The Legacy of Cain
16. Helena's Diary
When I reached the foot of the stairs, my father called me into his study.
I found him at his writing-table, with such a heap of torn-up paper in his waste-basket
that it overflowed on to the floor. He explained to me that he had been destroying a large
accumulation of old letters, and had ended (when his employment began to grow
wearisome) in examining his correspondence rather carelessly. The result was that he had
torn up a letter, and a copy of the reply, which ought to have been set aside as worthy of
preservation. After collecting the fragments, he had heaped them on the table. If I could
contrive to put them together again on fair sheets of paper, and fasten them in their right
places with gum, I should be doing him a service, at a time when he was too busy to set
his mistake right for himself.
Here was the best excuse that I could desire for keeping out of Miss Jillgall's way. I
cheerfully set to work on the restoration of the letters, while my father went on with his
Having put the fragments together--excepting a few gaps caused by morsels that had been
lost--I was unwilling to fasten them down with gum, until I could feel sure of not having
made any mistakes; especially in regard to some of the lost words which I had been
obliged to restore by guess-work. So I copied the letters, and submitted them, in the first
place, to my father's approval.
He praised me in the prettiest manner for the care that I had taken. But, when he began,
after some hesitation, to read my copy, I noticed a change. The smile left his face, and the
nervous quiverings showed themselves again.
"Quite right, my child," he said, in low sad tones.
On returning to my side of the table, I expected to see him resume his writing. He crossed
the room to the window and stood (with his back to me) looking out.
When I had first discovered the sense of the letters, they failed to interest me. A tiresome
woman, presuming on the kindness of a good-natured man to beg a favor which she had
no right to ask, and receiving a refusal which she had richly deserved, was no remarkable
event in my experience as my father's secretary and copyist. But the change in his face,
while he read the correspondence, altered my opinion of the letters. There was more in

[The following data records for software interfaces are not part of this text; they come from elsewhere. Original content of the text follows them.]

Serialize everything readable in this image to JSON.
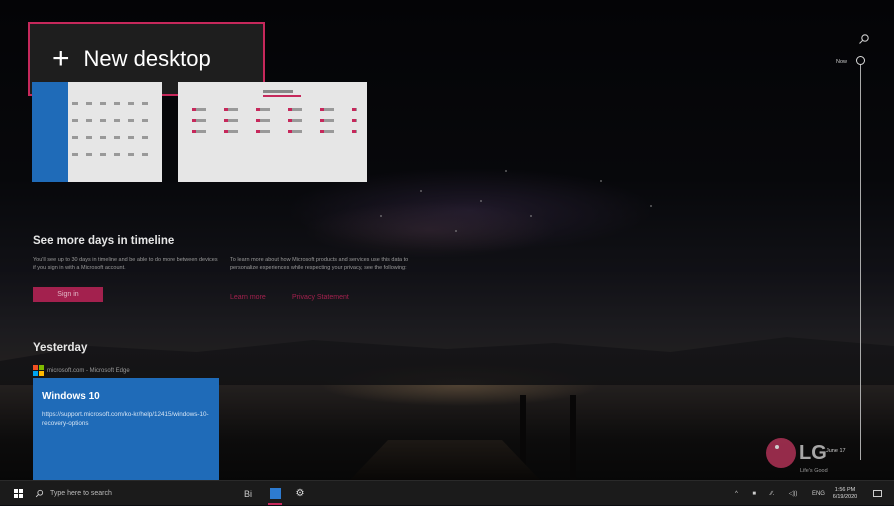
{
  "new_desktop": {
    "plus": "+",
    "label": "New desktop"
  },
  "timeline": {
    "more_days_title": "See more days in timeline",
    "more_days_text": "You'll see up to 30 days in timeline and be able to do more between devices if you sign in with a Microsoft account.",
    "privacy_text": "To learn more about how Microsoft products and services use this data to personalize experiences while respecting your privacy, see the following:",
    "sign_in_label": "Sign in",
    "learn_more_label": "Learn more",
    "privacy_label": "Privacy Statement",
    "yesterday_label": "Yesterday",
    "activity": {
      "source": "microsoft.com - Microsoft Edge",
      "title": "Windows 10",
      "url": "https://support.microsoft.com/ko-kr/help/12415/windows-10-recovery-options"
    },
    "now_label": "Now",
    "date_label": "June 17"
  },
  "brand": {
    "logo_text": "LG",
    "tagline": "Life's Good"
  },
  "taskbar": {
    "search_placeholder": "Type here to search",
    "task_view_label": "Bi",
    "tray_items": [
      "^",
      "■",
      "∕∕.",
      "◁))",
      "ENG"
    ],
    "time": "1:56 PM",
    "date": "6/19/2020"
  },
  "colors": {
    "accent": "#c6285b",
    "tile_blue": "#1f6bb8",
    "taskbar": "#1b1b1b"
  }
}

them evidently than I had discovered. I kept my manuscript copy--here it is:
From Miss Elizabeth Chance to the Rev. Abel Gracedieu.
(Date of year, 1859. Date of month, missing.)